“Trey has all the football DNA that Malkom did not,” Fedd said. “For example, Malkom is about 5-foot-9 and Trey is well over 6 feet, 2 inches tall. Malkom you knew was going to be that dog. He was going to work hard out on the field every day and no one was going to outwork him. Trey, he works hard like that and he’s just a lot longer than him.”
It is interesting how much recruiting has changed since Parrish was a U.S. Army All-American in 2014.
“Trey does all this on-the-road training and all these 7-on-7 camps,” Fedd said. “Malkom never did any of those. He went to the “MVP Camp” in Valdosta, got named the top DB there and went to the Georgia camp on that Junior Day and it was a wrap from there.”
Parrish never played any at defensive back for Brooks County until his junior year. That’s not well-known.
Why Trey Dean is a wanted man
“He has that ‘I.T.’ factor,” Fedd said. “That it factor. He has the work ethic to play at any Power 5 school on that level. He understands the game. His football IQ level is high. He understands what we ask of him here. He has that desire to be good and is that hard worker for us from the moment he steps in the door.”
Fedd already knows that Dean wants to be great. He also has learned that he’s a very smart football player.
Add that to a mindset that’s very aggressive and gets right in the grill of both outside receivers and slot receivers. He can cover both.
“He can put his hands on you and allow you to break his jam by shortening his jam and then he has the ability and speed to run with a fast receiver and play with them. I’ve seen him go from cornerback and handling an outside receiver just as well as that slot receiver. He can stick that short little slot receiver and he can stick with and cover that 6-foot-3 or 6-foot-4 receiver on the outside, too. He’s going to defeat that jump ball to that tall outside guy, too.”

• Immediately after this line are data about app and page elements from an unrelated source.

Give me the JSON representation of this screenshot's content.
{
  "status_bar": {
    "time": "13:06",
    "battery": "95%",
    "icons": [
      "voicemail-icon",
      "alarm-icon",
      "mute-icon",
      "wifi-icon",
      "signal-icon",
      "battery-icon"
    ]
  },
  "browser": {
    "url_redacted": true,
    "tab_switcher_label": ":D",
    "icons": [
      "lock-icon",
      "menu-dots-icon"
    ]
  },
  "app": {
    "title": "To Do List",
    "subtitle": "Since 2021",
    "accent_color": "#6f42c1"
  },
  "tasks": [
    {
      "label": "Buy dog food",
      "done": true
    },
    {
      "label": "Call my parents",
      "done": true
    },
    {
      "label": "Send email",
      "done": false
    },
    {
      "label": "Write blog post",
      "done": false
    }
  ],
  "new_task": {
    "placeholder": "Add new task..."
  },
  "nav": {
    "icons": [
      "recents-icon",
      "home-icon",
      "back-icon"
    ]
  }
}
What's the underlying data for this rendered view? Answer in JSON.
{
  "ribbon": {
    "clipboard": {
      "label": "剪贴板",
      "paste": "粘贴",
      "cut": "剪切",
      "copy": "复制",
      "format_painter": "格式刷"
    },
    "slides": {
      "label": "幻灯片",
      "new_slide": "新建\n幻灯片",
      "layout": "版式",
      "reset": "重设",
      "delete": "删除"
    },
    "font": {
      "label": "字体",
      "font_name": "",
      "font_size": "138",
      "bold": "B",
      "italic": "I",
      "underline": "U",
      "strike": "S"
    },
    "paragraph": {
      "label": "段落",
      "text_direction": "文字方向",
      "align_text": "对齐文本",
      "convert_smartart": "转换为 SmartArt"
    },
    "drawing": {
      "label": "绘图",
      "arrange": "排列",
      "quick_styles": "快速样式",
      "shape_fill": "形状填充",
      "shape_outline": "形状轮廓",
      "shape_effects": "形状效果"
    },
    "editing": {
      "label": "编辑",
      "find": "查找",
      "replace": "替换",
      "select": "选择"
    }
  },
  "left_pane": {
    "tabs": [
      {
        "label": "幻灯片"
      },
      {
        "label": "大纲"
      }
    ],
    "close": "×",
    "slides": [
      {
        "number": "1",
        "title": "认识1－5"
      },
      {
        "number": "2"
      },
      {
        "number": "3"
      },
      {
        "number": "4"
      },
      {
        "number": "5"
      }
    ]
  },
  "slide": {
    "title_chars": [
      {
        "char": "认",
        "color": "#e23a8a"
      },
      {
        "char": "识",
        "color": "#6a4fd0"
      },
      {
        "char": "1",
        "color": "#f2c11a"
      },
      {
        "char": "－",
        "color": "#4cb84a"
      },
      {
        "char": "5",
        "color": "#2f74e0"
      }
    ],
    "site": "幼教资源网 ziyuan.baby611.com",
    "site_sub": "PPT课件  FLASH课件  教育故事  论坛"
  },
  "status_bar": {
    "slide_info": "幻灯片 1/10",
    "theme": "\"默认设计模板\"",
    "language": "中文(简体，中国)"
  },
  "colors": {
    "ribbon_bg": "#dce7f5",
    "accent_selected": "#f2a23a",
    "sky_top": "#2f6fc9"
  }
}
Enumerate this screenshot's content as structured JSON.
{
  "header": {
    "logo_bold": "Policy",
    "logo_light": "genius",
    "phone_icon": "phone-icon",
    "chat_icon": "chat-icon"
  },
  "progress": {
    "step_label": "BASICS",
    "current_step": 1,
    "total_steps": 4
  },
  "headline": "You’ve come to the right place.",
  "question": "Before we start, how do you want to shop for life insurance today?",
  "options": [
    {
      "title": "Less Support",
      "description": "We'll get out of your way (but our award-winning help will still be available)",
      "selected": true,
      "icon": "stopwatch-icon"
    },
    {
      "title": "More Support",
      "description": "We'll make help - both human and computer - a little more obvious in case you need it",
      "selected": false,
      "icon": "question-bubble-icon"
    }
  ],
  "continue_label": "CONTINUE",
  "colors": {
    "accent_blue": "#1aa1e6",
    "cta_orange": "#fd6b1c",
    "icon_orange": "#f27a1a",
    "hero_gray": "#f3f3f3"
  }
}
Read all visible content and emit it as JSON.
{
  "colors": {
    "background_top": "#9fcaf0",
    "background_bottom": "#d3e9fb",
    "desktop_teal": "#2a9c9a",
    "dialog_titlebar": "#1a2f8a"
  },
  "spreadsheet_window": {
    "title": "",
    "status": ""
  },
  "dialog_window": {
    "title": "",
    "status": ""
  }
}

He thinks he’s actually a better receiver than a defensive back. But that position doesn’t fit his mindset.
“I’d rather deliver that hit than getting hit all day,” Dean said.
Don’t expect him to be a silent commitment. That’s just not how he is.
“No way there,” he said. “When you make a silent commitment, what does that mean? You might as well go public. A silent commit is just something to make one school happy. You don’t make yourself happy. If I am going to commit, I am going to commit with 110 percent. That means I am ready.
“If I would make a silent commit, then that would mean I am not ready. A guy that silently commits is very likely to de-commit because he doesn’t believe in his decision yet. That’s like lying to all the other schools who are still recruiting you while you are silently committed to just one school. Nah, man. That’s not for me. I’m not like that.”